The Mayan calendar places the date of the beginning of the world on August 11th, 3114 before now. This day, as shown by the Julian calendar, falls on September 6th, 3114 years before the common era. If you use the Gregorian calendar, the cycle will come to a close on December 21, 2012, or on June 21, 2020, if you follow the Julian calendar.
The calendar was also used to indicate the time of events that occurred in the past and those that will occur in the future.For instance, the dates of events that took place 90 million years ago are recorded on certain Maya monuments, while other monuments make predictions about events that will take place 3,000 years in the future.In the same way as our modern astrological zodiac does, the calendar contained forecasts of the future.
Existence of the Maya in modern times?There are still Maya people living in Belize, Guatemala, Honduras, El Salvador, and some areas of Mexico.These people are descended from the ancient Maya people who formerly inhabited Central America.
The most significant distinction between the Mayan calendar and the Aztec calendar is that the former specifies 11th August 3114 as the day, month, and year when the world was created, while the latter specifies 1710 as the first year when the world was made. This is the primary difference between the two calendars.
To answer your question, Braswell, the Maya calendar used a solar year that consisted of 365 days; they did not employ the use of leap days or leap years. Since the Maya calendar did not have any provisions for leap years, its readings were consistently off by about a quarter of a day each year.
These calendars were used for a wide range of purposes, some of which were secular and others of which were religious.They were also put to use in the practice of divination, astronomical calculations, and the recording of significant events, the reigns of monarchs, and the conquests of those rulers.Ernst Forstemann was able to determine how the Maya measured time in the latter part of the 19th century.
In 1582, Italy, Poland, Portugal, and Spain were the first countries to switch to using the Gregorian calendar. It is widely considered to be among the most accurate calendars that are currently in use.
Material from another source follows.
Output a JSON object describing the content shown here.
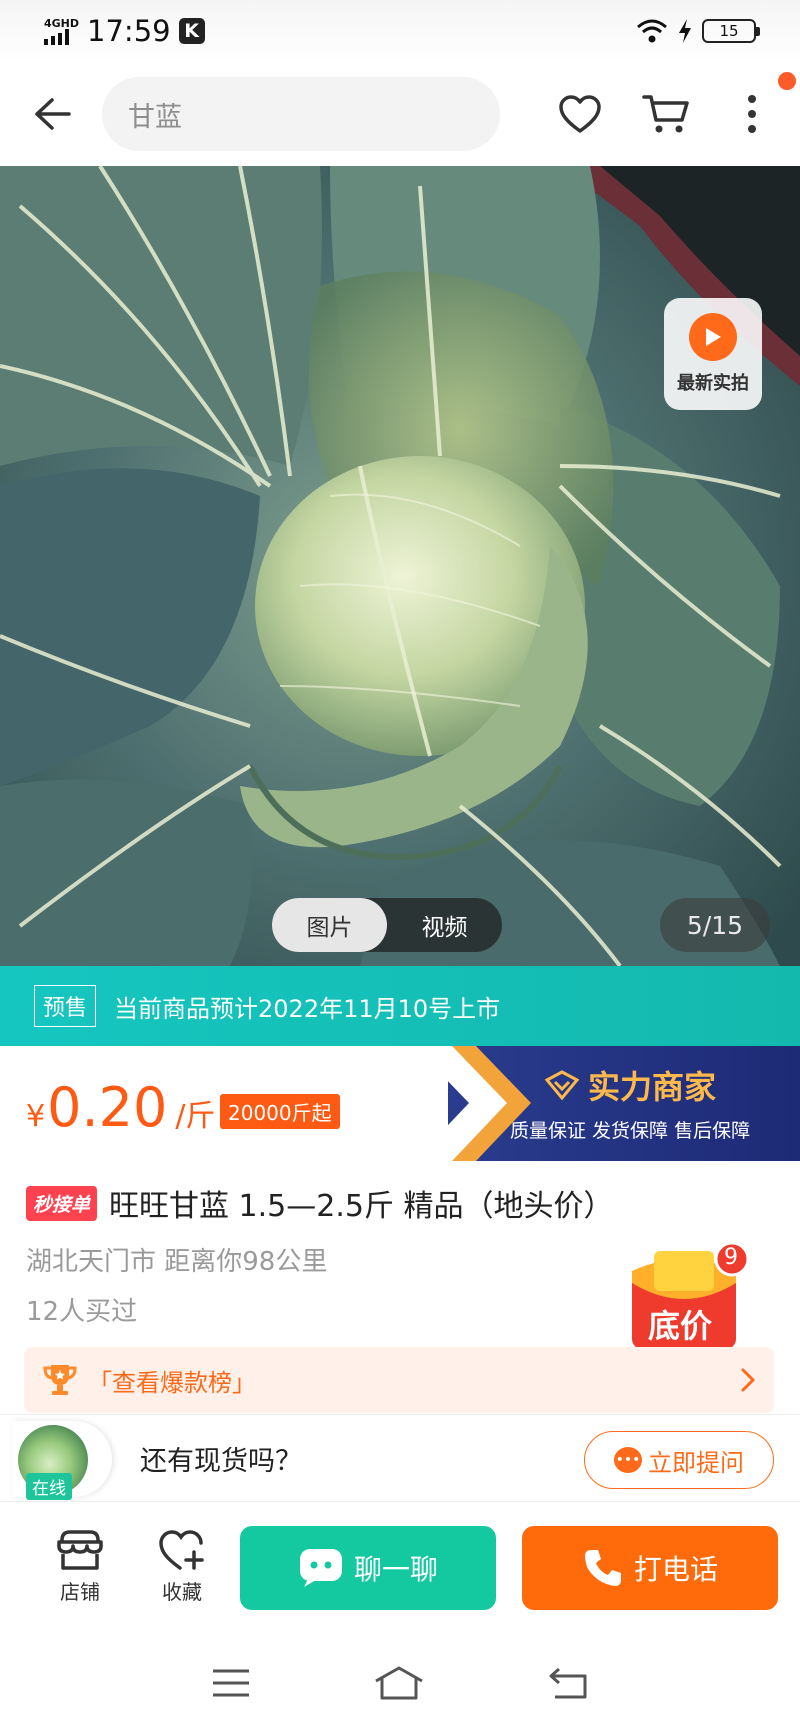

The Ethiopian calendar is based on the Egyptian solar calendar, however it always includes an additional leap day in the fourth year after the previous one. The Amharic calendar, which is based on the Egyptian Coptic calendar, has 12 months that each have 30 days, in addition to an extra month that varies in length from 5 to 6 days, depending on the year.
The Mayan calendar is comprised of three different calendars that are utilized simultaneously: the Long Count, the Tzolkin (divine calendar), and the Haab. The Long Count is the oldest of the three calendars (civil calendar). The Long Count is used to determine the years, while the other two calendars determine the days.
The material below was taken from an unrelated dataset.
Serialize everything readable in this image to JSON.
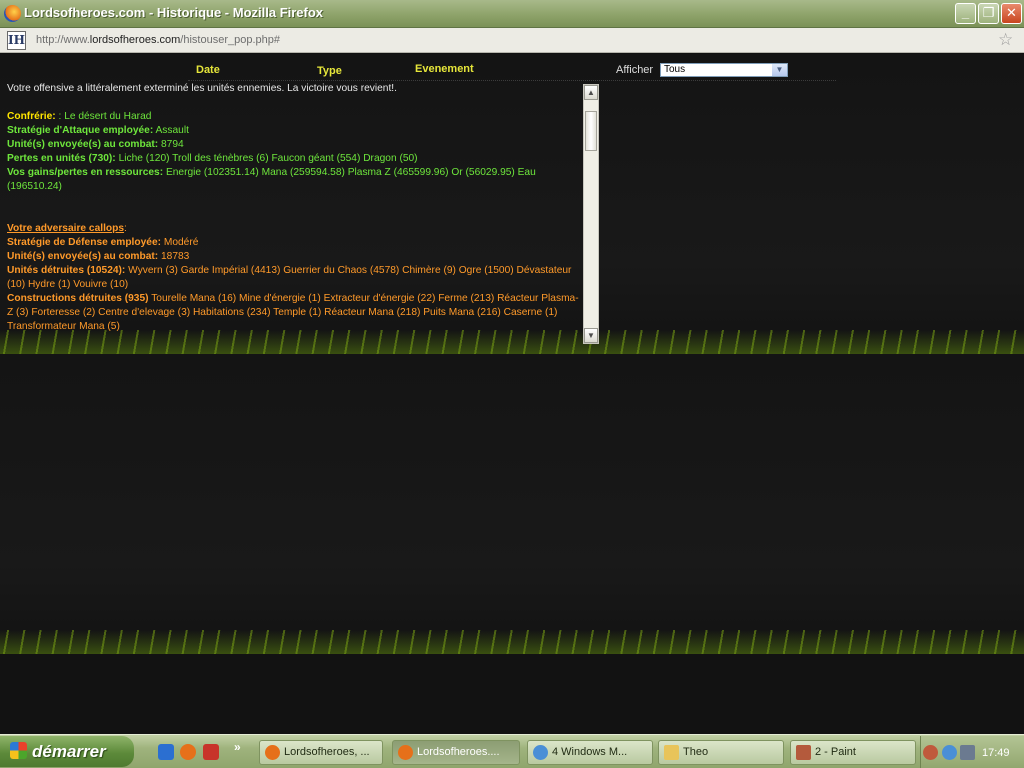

The movie was based on an old Mayan phenomena, according to which the world would end on December 21, 2012, according to their calendar. Solar flares would cause the Earth to be destroyed, and all of the inhabitants on the planet would perish. This phenomena was adapted for the big screen by ″2012.″
Overpopulation, environmental deterioration, conflict, shifting trade routes, and protracted drought are only few of the possible contributing factors that may have led to the collapse of the Maya civilisation in the southern lowlands.Scholars have also proposed a variety of other possible explanations.It’s possible that a number of interconnected variables contributed to the financial crisis.
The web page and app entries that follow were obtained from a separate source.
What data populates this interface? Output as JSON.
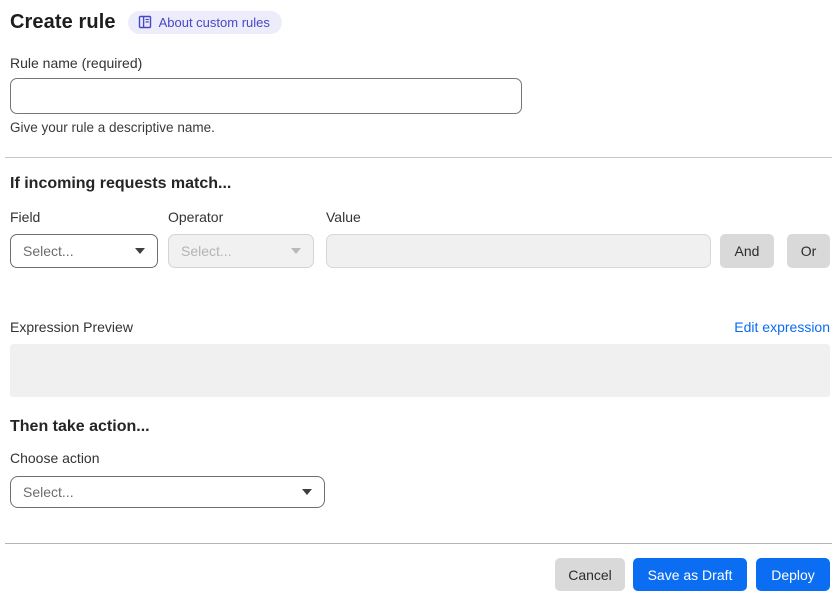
{
  "header": {
    "title": "Create rule",
    "about_badge_label": "About custom rules"
  },
  "rule_name": {
    "label": "Rule name (required)",
    "value": "",
    "helper": "Give your rule a descriptive name."
  },
  "match_section": {
    "heading": "If incoming requests match...",
    "field": {
      "label": "Field",
      "selected": "Select..."
    },
    "operator": {
      "label": "Operator",
      "selected": "Select...",
      "disabled": true
    },
    "value": {
      "label": "Value",
      "value": "",
      "disabled": true
    },
    "and_button_label": "And",
    "or_button_label": "Or",
    "expression_preview_label": "Expression Preview",
    "edit_expression_label": "Edit expression",
    "expression_value": ""
  },
  "action_section": {
    "heading": "Then take action...",
    "choose_action_label": "Choose action",
    "action_select": {
      "selected": "Select..."
    }
  },
  "footer": {
    "cancel_label": "Cancel",
    "save_draft_label": "Save as Draft",
    "deploy_label": "Deploy"
  },
  "colors": {
    "primary_blue": "#0b6df1",
    "link_blue": "#0b6cf2",
    "badge_bg": "#ececfb",
    "badge_text": "#4747c7",
    "disabled_bg": "#f1f1f1",
    "gray_button_bg": "#d9d9d9"
  }
}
The Maya held the number thirteen in high regard since it was the number of their primordial gods.Another sacred number was the number 52, which stood for the total number of years that comprised a ″bundle,″ a unit that was conceptually comparable to our century.Another significant number for the Maya was 400, which represented the number of gods that presided over the night.